- **PROBLEM REQUIREMENTS**:
Report every line from the material that contains the word "chevron".

- **PROVIDED DATA**:
§ §

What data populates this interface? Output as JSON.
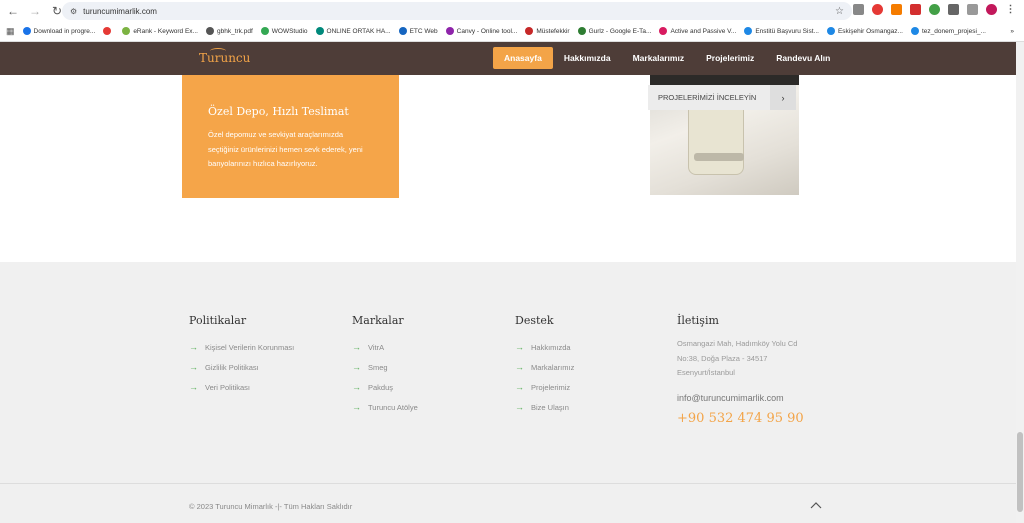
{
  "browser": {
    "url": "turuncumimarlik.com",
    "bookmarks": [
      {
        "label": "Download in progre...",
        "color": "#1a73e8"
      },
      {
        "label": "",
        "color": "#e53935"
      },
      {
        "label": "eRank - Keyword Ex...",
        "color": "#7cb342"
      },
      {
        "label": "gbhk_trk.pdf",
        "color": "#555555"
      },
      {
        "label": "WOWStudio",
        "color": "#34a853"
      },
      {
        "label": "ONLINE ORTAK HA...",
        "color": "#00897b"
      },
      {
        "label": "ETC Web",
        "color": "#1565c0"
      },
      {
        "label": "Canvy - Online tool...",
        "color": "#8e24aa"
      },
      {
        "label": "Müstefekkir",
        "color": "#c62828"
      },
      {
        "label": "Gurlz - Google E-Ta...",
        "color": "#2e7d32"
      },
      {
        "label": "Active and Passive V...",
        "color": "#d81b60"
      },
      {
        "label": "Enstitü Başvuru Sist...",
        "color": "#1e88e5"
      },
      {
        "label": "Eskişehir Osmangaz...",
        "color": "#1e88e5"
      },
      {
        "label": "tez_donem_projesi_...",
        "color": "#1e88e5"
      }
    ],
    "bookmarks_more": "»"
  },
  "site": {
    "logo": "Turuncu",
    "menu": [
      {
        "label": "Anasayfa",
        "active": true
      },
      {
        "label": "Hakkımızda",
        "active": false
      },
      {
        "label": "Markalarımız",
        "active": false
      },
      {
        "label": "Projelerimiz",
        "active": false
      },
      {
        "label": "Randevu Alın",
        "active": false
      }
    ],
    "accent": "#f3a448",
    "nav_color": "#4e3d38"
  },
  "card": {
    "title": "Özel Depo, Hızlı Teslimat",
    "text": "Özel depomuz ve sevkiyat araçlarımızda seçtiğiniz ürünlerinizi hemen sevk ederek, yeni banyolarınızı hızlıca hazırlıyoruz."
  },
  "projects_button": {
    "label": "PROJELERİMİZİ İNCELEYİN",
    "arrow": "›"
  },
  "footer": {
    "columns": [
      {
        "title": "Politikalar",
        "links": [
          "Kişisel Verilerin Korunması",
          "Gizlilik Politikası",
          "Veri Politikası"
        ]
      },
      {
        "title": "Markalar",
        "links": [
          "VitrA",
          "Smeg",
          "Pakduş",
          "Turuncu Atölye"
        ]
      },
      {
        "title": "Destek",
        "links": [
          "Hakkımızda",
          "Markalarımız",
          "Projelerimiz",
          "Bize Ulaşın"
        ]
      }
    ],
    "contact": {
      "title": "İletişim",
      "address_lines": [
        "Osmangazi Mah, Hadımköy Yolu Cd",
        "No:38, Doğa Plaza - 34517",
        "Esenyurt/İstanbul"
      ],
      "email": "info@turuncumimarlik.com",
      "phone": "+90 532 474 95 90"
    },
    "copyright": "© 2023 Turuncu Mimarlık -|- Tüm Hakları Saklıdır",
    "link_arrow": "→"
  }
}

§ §

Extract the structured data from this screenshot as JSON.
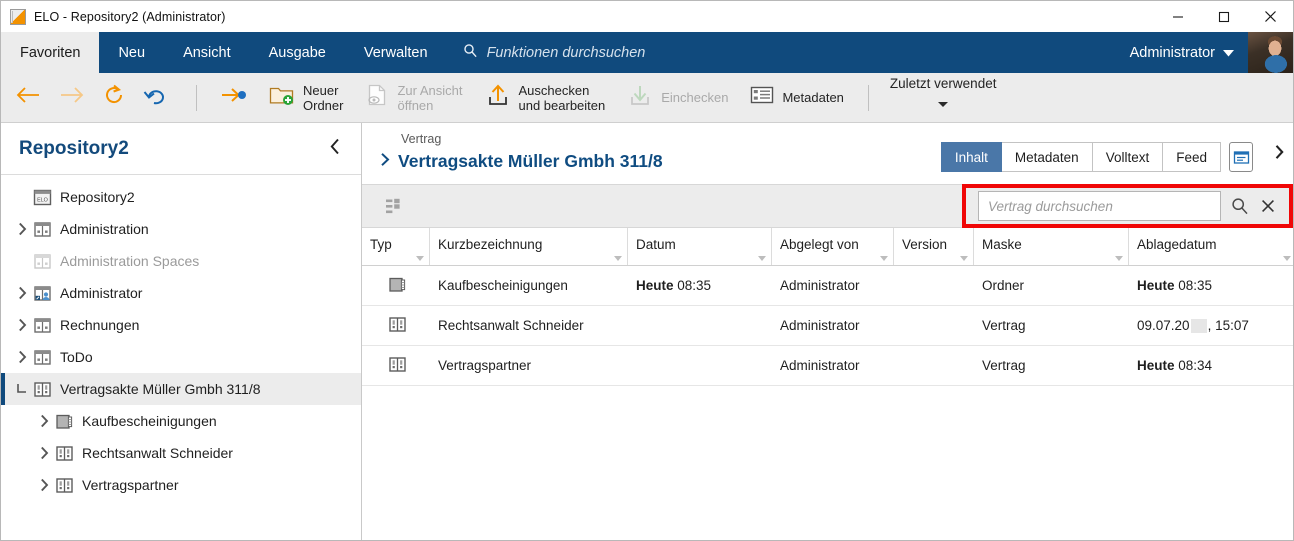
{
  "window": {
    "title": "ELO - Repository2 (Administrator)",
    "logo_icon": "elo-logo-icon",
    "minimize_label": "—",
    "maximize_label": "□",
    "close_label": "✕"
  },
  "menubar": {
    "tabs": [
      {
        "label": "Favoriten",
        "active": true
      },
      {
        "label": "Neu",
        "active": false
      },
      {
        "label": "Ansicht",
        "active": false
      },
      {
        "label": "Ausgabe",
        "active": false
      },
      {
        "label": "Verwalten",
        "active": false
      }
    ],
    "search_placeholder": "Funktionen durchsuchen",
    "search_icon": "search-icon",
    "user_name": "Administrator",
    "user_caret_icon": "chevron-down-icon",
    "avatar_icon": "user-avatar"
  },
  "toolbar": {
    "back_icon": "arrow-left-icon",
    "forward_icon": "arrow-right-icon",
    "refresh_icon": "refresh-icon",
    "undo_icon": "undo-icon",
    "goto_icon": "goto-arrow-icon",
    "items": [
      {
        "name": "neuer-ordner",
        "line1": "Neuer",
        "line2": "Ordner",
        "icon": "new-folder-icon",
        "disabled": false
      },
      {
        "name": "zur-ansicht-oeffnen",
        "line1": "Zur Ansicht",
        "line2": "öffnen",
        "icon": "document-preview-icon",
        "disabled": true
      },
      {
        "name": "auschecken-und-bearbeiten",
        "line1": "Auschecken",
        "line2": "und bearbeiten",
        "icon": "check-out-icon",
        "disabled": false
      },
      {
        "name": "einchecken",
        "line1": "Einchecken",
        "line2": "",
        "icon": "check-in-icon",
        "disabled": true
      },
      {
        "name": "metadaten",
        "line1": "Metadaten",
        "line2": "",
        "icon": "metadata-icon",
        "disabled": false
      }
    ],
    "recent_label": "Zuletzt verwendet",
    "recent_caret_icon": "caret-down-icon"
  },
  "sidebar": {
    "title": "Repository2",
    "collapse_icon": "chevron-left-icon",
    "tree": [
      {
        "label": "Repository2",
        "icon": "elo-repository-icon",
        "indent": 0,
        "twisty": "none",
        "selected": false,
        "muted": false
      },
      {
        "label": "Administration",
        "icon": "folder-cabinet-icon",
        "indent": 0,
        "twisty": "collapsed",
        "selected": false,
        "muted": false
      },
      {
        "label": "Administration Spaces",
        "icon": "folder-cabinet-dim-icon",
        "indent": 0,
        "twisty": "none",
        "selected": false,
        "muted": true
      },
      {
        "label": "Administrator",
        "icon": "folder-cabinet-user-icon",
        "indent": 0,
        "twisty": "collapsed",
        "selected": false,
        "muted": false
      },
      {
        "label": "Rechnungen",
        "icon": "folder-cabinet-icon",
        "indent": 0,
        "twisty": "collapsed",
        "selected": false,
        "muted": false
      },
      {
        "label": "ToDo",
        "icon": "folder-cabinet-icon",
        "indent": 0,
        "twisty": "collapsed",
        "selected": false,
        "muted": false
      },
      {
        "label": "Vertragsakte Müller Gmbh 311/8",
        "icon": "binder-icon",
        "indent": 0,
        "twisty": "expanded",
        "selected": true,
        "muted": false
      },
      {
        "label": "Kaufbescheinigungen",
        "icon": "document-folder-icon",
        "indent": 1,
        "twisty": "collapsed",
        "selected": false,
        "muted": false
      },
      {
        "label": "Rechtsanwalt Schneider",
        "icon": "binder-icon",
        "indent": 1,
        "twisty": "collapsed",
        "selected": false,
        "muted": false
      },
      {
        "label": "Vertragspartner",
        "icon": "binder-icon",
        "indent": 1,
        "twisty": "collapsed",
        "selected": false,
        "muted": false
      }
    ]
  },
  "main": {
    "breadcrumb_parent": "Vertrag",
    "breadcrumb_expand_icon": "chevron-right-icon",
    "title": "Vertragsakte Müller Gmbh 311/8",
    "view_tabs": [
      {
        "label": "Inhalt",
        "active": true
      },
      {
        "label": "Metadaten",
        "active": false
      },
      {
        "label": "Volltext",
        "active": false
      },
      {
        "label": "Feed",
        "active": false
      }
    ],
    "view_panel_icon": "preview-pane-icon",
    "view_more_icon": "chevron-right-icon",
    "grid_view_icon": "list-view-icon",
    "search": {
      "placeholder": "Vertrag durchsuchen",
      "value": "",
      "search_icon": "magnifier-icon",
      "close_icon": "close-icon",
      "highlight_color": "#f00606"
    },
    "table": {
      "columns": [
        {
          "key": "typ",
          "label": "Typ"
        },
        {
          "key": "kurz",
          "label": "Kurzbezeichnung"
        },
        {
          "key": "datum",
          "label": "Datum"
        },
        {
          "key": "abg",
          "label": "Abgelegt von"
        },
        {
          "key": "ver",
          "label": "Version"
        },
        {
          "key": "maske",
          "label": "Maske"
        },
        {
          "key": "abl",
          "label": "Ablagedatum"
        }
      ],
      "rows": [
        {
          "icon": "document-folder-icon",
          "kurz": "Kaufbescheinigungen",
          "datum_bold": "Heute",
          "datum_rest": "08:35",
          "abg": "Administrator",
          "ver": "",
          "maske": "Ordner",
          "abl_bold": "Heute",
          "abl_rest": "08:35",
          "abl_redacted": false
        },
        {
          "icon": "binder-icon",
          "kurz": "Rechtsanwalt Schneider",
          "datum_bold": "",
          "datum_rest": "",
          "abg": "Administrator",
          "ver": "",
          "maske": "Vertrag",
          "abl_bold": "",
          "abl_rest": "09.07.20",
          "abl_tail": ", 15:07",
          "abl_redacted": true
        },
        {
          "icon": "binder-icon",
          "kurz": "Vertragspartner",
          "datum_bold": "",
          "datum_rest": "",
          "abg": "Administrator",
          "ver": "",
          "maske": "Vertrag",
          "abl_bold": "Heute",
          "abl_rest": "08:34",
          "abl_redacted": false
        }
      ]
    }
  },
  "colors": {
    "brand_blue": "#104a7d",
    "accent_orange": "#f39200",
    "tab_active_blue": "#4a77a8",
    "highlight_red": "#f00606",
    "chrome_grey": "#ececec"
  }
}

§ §

- **REPLY TO THE TASK**:
    "user_caret_icon": "chevron-down-icon",
    "collapse_icon": "chevron-left-icon",
    "breadcrumb_expand_icon": "chevron-right-icon",
    "view_more_icon": "chevron-right-icon",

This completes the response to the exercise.